For James Boswell, admiration was a busy, intimate affair. Although he was enormously vain, he was a stranger to embarrassment, and this unusual mix often seems to have been his greatest strength. Boswell wanted to be more than a mere biographer: he wanted to imprint his own personality on the life he planned to write, even as that life was being lived.
Boswell had the highest reverence for Johnson. He spent three years fishing for an introduction and when they finally met he was gratified to be treated with a proper brusqueness. Boswell felt ‘no little elation at having now so happily established an acquaintance of which I had been so long ambitious,’ and–when it began to seem that Johnson liked him–’a pleasing elevation of mind beyond what I had ever before experienced.’ This is the stock language of the seasoned hero-hunter. Boswell was addicted to the famous: Rousseau and Voltaire were two of his prize scalps, and he was forever writing letters to celebrities in order to connect their names with his. Like many another hero-worshipper, Boswell believed that his own gifts and temperament were nearer to the heroic than to those of the mediocre mass: he deserved to be close to Johnson–more than an incompetent sycophant like Oliver Goldsmith did, for instance. By keeping Johnson’s flame he would also be attending to his own. And from this point of view, he has been thoroughly triumphant. The Dr Johnson of the popular imagination is indeed Johnson as first imagined by James Boswell: Ursa Major, the Great Cham, the auld dominie and all the rest of it have been drawn directly from theLife. The verb ‘to Boswellize’ now has a meaning in the language.
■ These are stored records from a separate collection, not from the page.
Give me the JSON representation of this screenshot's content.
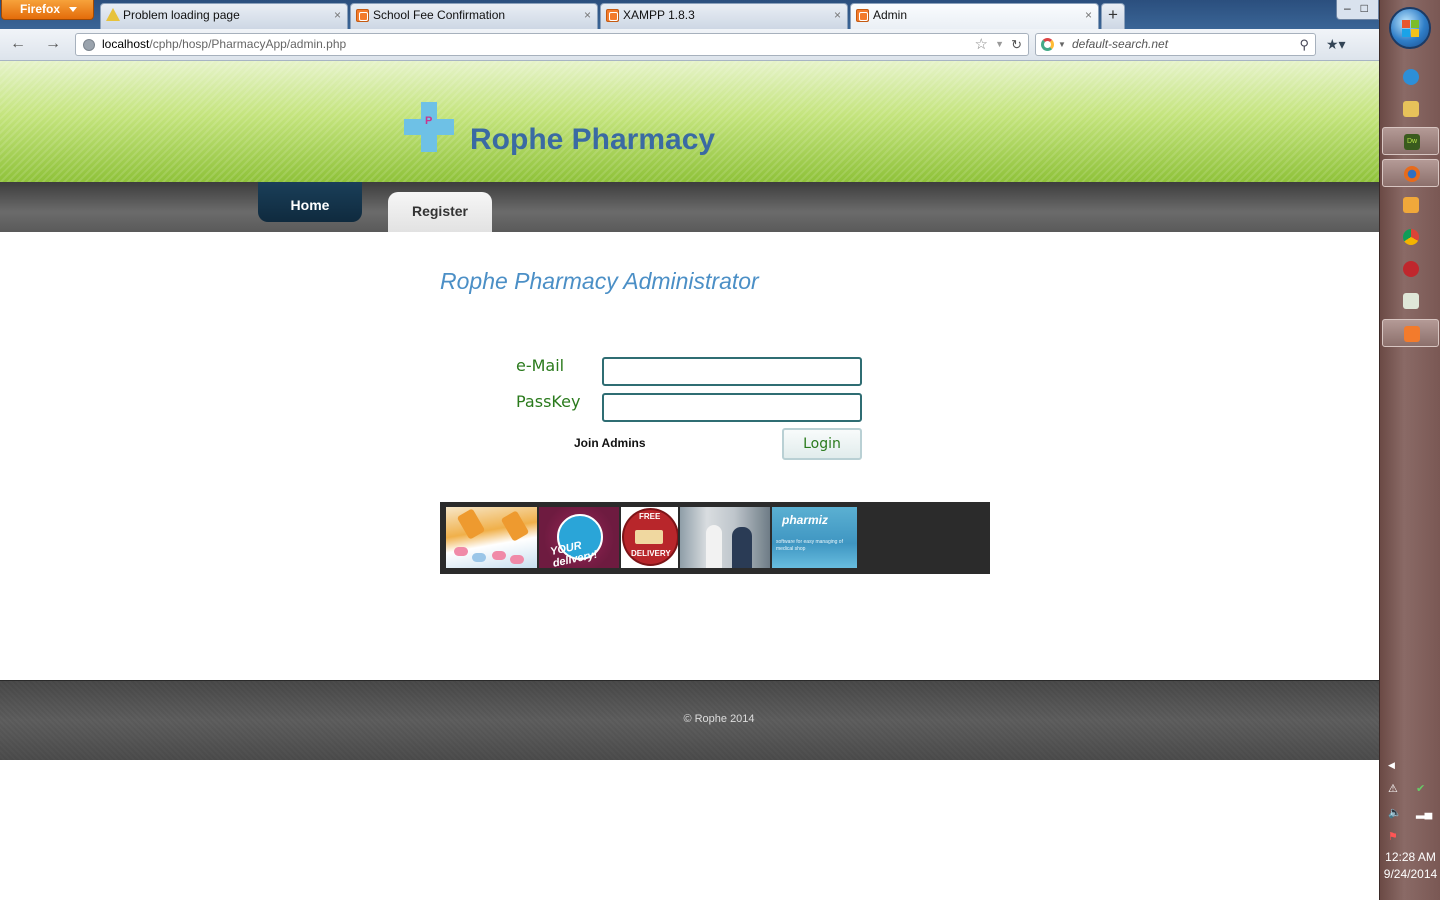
{
  "browser": {
    "menu_button": "Firefox",
    "tabs": [
      {
        "title": "Problem loading page",
        "icon": "warning-icon"
      },
      {
        "title": "School Fee Confirmation",
        "icon": "xampp-icon"
      },
      {
        "title": "XAMPP 1.8.3",
        "icon": "xampp-icon"
      },
      {
        "title": "Admin",
        "icon": "xampp-icon",
        "active": true
      }
    ],
    "new_tab": "+",
    "close_glyph": "×",
    "back": "←",
    "forward": "→",
    "url_host": "localhost",
    "url_path": "/cphp/hosp/PharmacyApp/admin.php",
    "search_placeholder": "default-search.net",
    "window_controls": "–□"
  },
  "site": {
    "logo_letter": "P",
    "title": "Rophe Pharmacy",
    "nav": {
      "home": "Home",
      "register": "Register"
    },
    "admin_title": "Rophe Pharmacy Administrator",
    "form": {
      "email_label": "e-Mail",
      "passkey_label": "PassKey",
      "email_value": "",
      "passkey_value": "",
      "join_link": "Join Admins",
      "login_button": "Login"
    },
    "gallery": {
      "delivery_badge": "YOUR delivery!",
      "free_top": "FREE",
      "free_bottom": "DELIVERY",
      "pharmiz_brand": "pharmiz",
      "pharmiz_tagline": "software for easy managing of medical shop"
    },
    "footer": "© Rophe 2014"
  },
  "taskbar": {
    "time": "12:28 AM",
    "date": "9/24/2014",
    "pinned": [
      "internet-explorer-icon",
      "file-explorer-icon",
      "dreamweaver-icon",
      "firefox-icon",
      "media-player-icon",
      "chrome-icon",
      "filezilla-icon",
      "task-manager-icon",
      "xampp-icon"
    ]
  },
  "colors": {
    "header_green": "#8fc23a",
    "title_blue": "#3a6aa3",
    "label_green": "#2a7a1c",
    "home_tab": "#0f2a3e"
  }
}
Every so often, efforts are made to liberate Johnson from the ardent custody of his disciple, to insist that Johnson was a writer, not a chop-house aphorist, that he had an inner life to which Boswell had no access and would not have understood. And, it is also pointed out, the Life of Johnson is not really a full Life at all. Boswell came late upon the scene and his attachment lasted for just over twenty of his subject’s seventy-five years. The book runs to about fourteen hundred pages: of these, under three hundred cover life-before-Boswell.